(Dataset rows describing interfaces)
========
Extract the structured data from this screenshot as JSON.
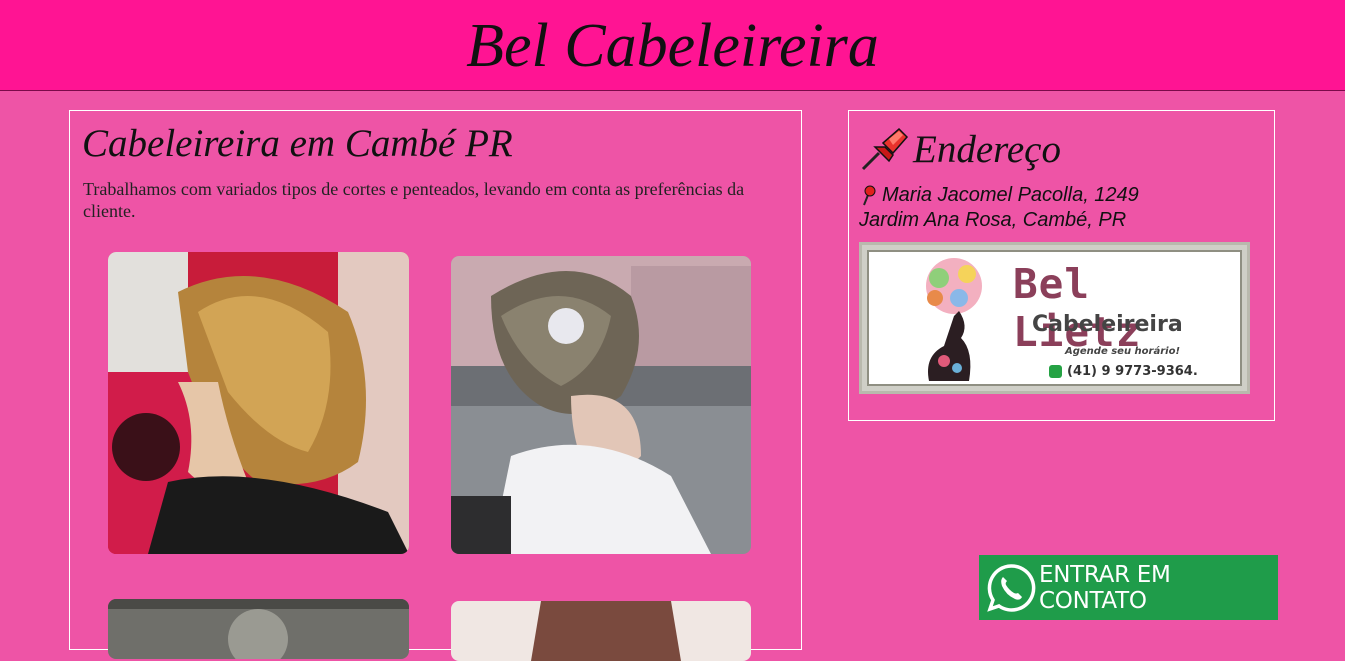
{
  "header": {
    "title": "Bel Cabeleireira"
  },
  "main": {
    "heading": "Cabeleireira em Cambé PR",
    "description": "Trabalhamos com variados tipos de cortes e penteados, levando em conta as preferências da cliente."
  },
  "sidebar": {
    "heading": "Endereço",
    "address_line1": "Maria Jacomel Pacolla, 1249",
    "address_line2": "Jardim Ana Rosa, Cambé, PR",
    "logo": {
      "name": "Bel Lietz",
      "subtitle": "Cabeleireira",
      "cta": "Agende seu  horário!",
      "phone": "(41) 9 9773-9364."
    }
  },
  "contact": {
    "label": "ENTRAR EM CONTATO"
  },
  "colors": {
    "header_bg": "#ff1493",
    "page_bg": "#ee54a6",
    "contact_button": "#1f9c4a"
  }
}
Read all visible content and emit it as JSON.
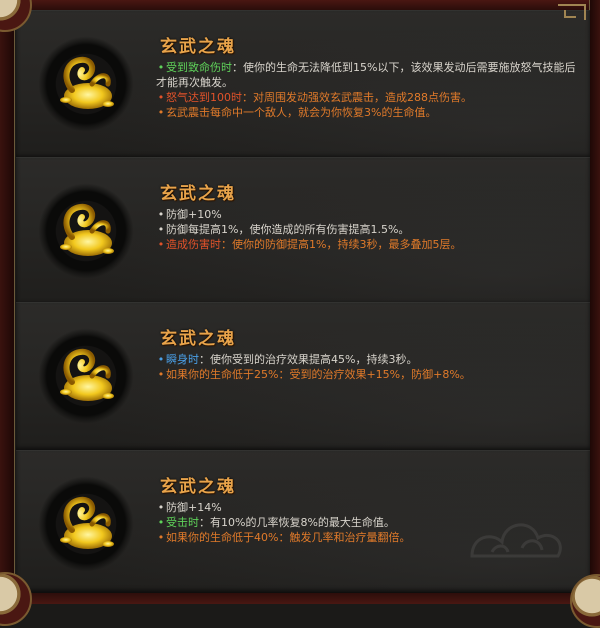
{
  "colors": {
    "title": "#e8a34a",
    "text": "#d8d4cc",
    "green": "#5fd35a",
    "red": "#e0522a",
    "orange": "#e07a2a",
    "blue": "#4aa0e8"
  },
  "cards": [
    {
      "title": "玄武之魂",
      "icon": "golden-turtle-icon",
      "lines": [
        {
          "bullet": "•",
          "segments": [
            {
              "text": "受到致命伤时",
              "color": "green"
            },
            {
              "text": "：使你的生命无法降低到15%以下，该效果发动后需要施放怒气技能后才能再次触发。",
              "color": "white"
            }
          ]
        },
        {
          "bullet": "•",
          "segments": [
            {
              "text": "怒气达到100时",
              "color": "red"
            },
            {
              "text": "：对周围发动强效玄武震击，造成288点伤害。",
              "color": "orange"
            }
          ]
        },
        {
          "bullet": "•",
          "segments": [
            {
              "text": "玄武震击每命中一个敌人，就会为你恢复3%的生命值。",
              "color": "orange"
            }
          ]
        }
      ]
    },
    {
      "title": "玄武之魂",
      "icon": "golden-turtle-icon",
      "lines": [
        {
          "bullet": "•",
          "segments": [
            {
              "text": "防御+10%",
              "color": "white"
            }
          ]
        },
        {
          "bullet": "•",
          "segments": [
            {
              "text": "防御每提高1%，使你造成的所有伤害提高1.5%。",
              "color": "white"
            }
          ]
        },
        {
          "bullet": "•",
          "segments": [
            {
              "text": "造成伤害时",
              "color": "red"
            },
            {
              "text": "：使你的防御提高1%，持续3秒，最多叠加5层。",
              "color": "orange"
            }
          ]
        }
      ]
    },
    {
      "title": "玄武之魂",
      "icon": "golden-turtle-icon",
      "lines": [
        {
          "bullet": "•",
          "segments": [
            {
              "text": "瞬身时",
              "color": "blue"
            },
            {
              "text": "：使你受到的治疗效果提高45%，持续3秒。",
              "color": "white"
            }
          ]
        },
        {
          "bullet": "•",
          "segments": [
            {
              "text": "如果你的生命低于25%：受到的治疗效果+15%，防御+8%。",
              "color": "orange"
            }
          ]
        }
      ]
    },
    {
      "title": "玄武之魂",
      "icon": "golden-turtle-icon",
      "lines": [
        {
          "bullet": "•",
          "segments": [
            {
              "text": "防御+14%",
              "color": "white"
            }
          ]
        },
        {
          "bullet": "•",
          "segments": [
            {
              "text": "受击时",
              "color": "green"
            },
            {
              "text": "：有10%的几率恢复8%的最大生命值。",
              "color": "white"
            }
          ]
        },
        {
          "bullet": "•",
          "segments": [
            {
              "text": "如果你的生命低于40%：触发几率和治疗量翻倍。",
              "color": "orange"
            }
          ]
        }
      ]
    }
  ]
}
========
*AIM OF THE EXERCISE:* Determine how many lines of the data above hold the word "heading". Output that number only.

*OUTPUT BELOW:* 2